ACC and the Orange Bowl

Under the new four-team playoff format, there will be a total of six major bowls, two of which we already know about: the Champions Bowl (Big 12-SEC) and the Rose Bowl (Pac-12, Big Ten). The ACC is expected to announce its future bowl partner "in the very near future," according to commissioner John Swofford, but it's likely to remain with the Orange Bowl.

"We've got a great relationship with the Orange Bowl, and there's a lot of prestige in that game," Swofford said. "We'll probably have something on that in the very near future."

The bigger question is who the opponent will be.

Notre Dame gets my vote. It's time to scrap the Big East and partner up with the Irish. Matchups between FSU and Notre Dame, Miami and Notre Dame -- heck, even Boston College and Notre Dame -- have great history and tradition. So does the Orange Bowl. If Notre Dame doesn't qualify, the ACC should have the SEC and/or the Big Ten as backups. That would guarantee ACC fans an entertaining matchup every season.

As it turns out (I'm not one to say I told you so), the formation of the Champions Bowl was hardly the "death" of the ACC. This is an exciting time for the conference to re-evaluate its postseason partners, but the Orange Bowl makes the most sense for the league because of both its history and location.

Swofford told me on Tuesday in Washington, D.C., that the new playoff format will open up a few more options for the ACC in looking at its bowl partners for the future.

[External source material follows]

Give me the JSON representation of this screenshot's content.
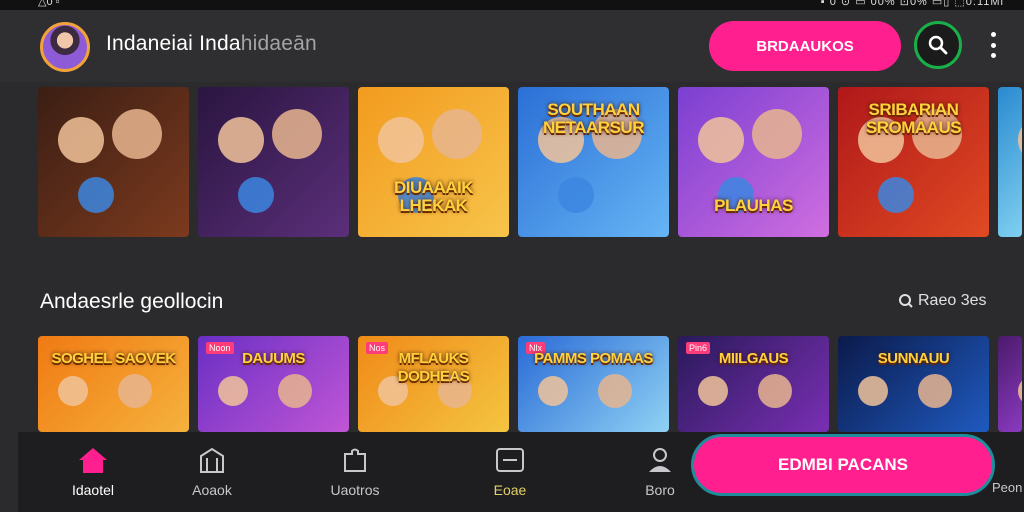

"We feel very good about the partners we now have, but that landscape will change some now, particularly with six bowls being in the system going forward," he said. "Where those bowls come from, they'll be assigned teams that are generally ranked in the top 12 or so. That will change the landscape, particularly for the bowls that were just below the current BCS level. Some of the bowls will need to make some decisions from their perspective as to whether they want to bid to become an access bowl, or continue to have tie-ins with particular conferences. That remains to be seen."